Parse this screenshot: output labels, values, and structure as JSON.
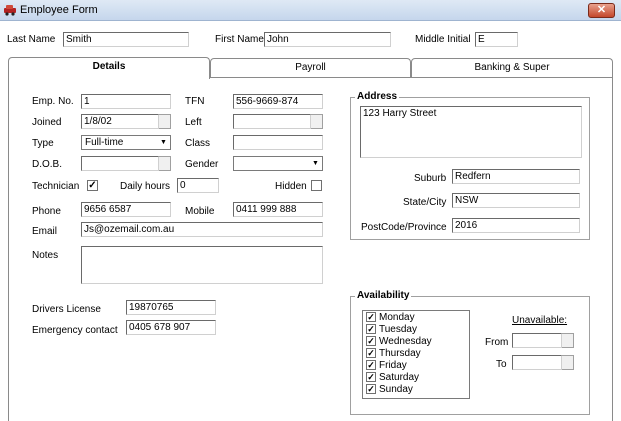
{
  "window": {
    "title": "Employee Form",
    "close_label": "✕"
  },
  "name_row": {
    "last_name_label": "Last Name",
    "last_name_value": "Smith",
    "first_name_label": "First Name",
    "first_name_value": "John",
    "middle_initial_label": "Middle Initial",
    "middle_initial_value": "E"
  },
  "tabs": [
    {
      "label": "Details"
    },
    {
      "label": "Payroll"
    },
    {
      "label": "Banking & Super"
    }
  ],
  "details": {
    "emp_no_label": "Emp. No.",
    "emp_no_value": "1",
    "tfn_label": "TFN",
    "tfn_value": "556-9669-874",
    "joined_label": "Joined",
    "joined_value": "1/8/02",
    "left_label": "Left",
    "left_value": "",
    "type_label": "Type",
    "type_value": "Full-time",
    "class_label": "Class",
    "class_value": "",
    "dob_label": "D.O.B.",
    "dob_value": "",
    "gender_label": "Gender",
    "gender_value": "",
    "technician_label": "Technician",
    "technician_checked": "✓",
    "daily_hours_label": "Daily hours",
    "daily_hours_value": "0",
    "hidden_label": "Hidden",
    "phone_label": "Phone",
    "phone_value": "9656 6587",
    "mobile_label": "Mobile",
    "mobile_value": "0411 999 888",
    "email_label": "Email",
    "email_value": "Js@ozemail.com.au",
    "notes_label": "Notes",
    "notes_value": "",
    "drivers_license_label": "Drivers License",
    "drivers_license_value": "19870765",
    "emergency_contact_label": "Emergency contact",
    "emergency_contact_value": "0405 678 907"
  },
  "address": {
    "group_title": "Address",
    "street_value": "123 Harry Street",
    "suburb_label": "Suburb",
    "suburb_value": "Redfern",
    "state_label": "State/City",
    "state_value": "NSW",
    "postcode_label": "PostCode/Province",
    "postcode_value": "2016"
  },
  "availability": {
    "group_title": "Availability",
    "check_mark": "✓",
    "days": [
      "Monday",
      "Tuesday",
      "Wednesday",
      "Thursday",
      "Friday",
      "Saturday",
      "Sunday"
    ],
    "unavailable_label": "Unavailable:",
    "from_label": "From",
    "from_value": "",
    "to_label": "To",
    "to_value": ""
  }
}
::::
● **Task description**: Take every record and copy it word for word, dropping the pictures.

● **Solution to this task**:
Parse this screenshot: output labels, values, and structure as JSON.
{
  "window": {
    "title": "Employee Form",
    "close_label": "✕"
  },
  "name_row": {
    "last_name_label": "Last Name",
    "last_name_value": "Smith",
    "first_name_label": "First Name",
    "first_name_value": "John",
    "middle_initial_label": "Middle Initial",
    "middle_initial_value": "E"
  },
  "tabs": [
    {
      "label": "Details"
    },
    {
      "label": "Payroll"
    },
    {
      "label": "Banking & Super"
    }
  ],
  "details": {
    "emp_no_label": "Emp. No.",
    "emp_no_value": "1",
    "tfn_label": "TFN",
    "tfn_value": "556-9669-874",
    "joined_label": "Joined",
    "joined_value": "1/8/02",
    "left_label": "Left",
    "left_value": "",
    "type_label": "Type",
    "type_value": "Full-time",
    "class_label": "Class",
    "class_value": "",
    "dob_label": "D.O.B.",
    "dob_value": "",
    "gender_label": "Gender",
    "gender_value": "",
    "technician_label": "Technician",
    "technician_checked": "✓",
    "daily_hours_label": "Daily hours",
    "daily_hours_value": "0",
    "hidden_label": "Hidden",
    "phone_label": "Phone",
    "phone_value": "9656 6587",
    "mobile_label": "Mobile",
    "mobile_value": "0411 999 888",
    "email_label": "Email",
    "email_value": "Js@ozemail.com.au",
    "notes_label": "Notes",
    "notes_value": "",
    "drivers_license_label": "Drivers License",
    "drivers_license_value": "19870765",
    "emergency_contact_label": "Emergency contact",
    "emergency_contact_value": "0405 678 907"
  },
  "address": {
    "group_title": "Address",
    "street_value": "123 Harry Street",
    "suburb_label": "Suburb",
    "suburb_value": "Redfern",
    "state_label": "State/City",
    "state_value": "NSW",
    "postcode_label": "PostCode/Province",
    "postcode_value": "2016"
  },
  "availability": {
    "group_title": "Availability",
    "check_mark": "✓",
    "days": [
      "Monday",
      "Tuesday",
      "Wednesday",
      "Thursday",
      "Friday",
      "Saturday",
      "Sunday"
    ],
    "unavailable_label": "Unavailable:",
    "from_label": "From",
    "from_value": "",
    "to_label": "To",
    "to_value": ""
  }
}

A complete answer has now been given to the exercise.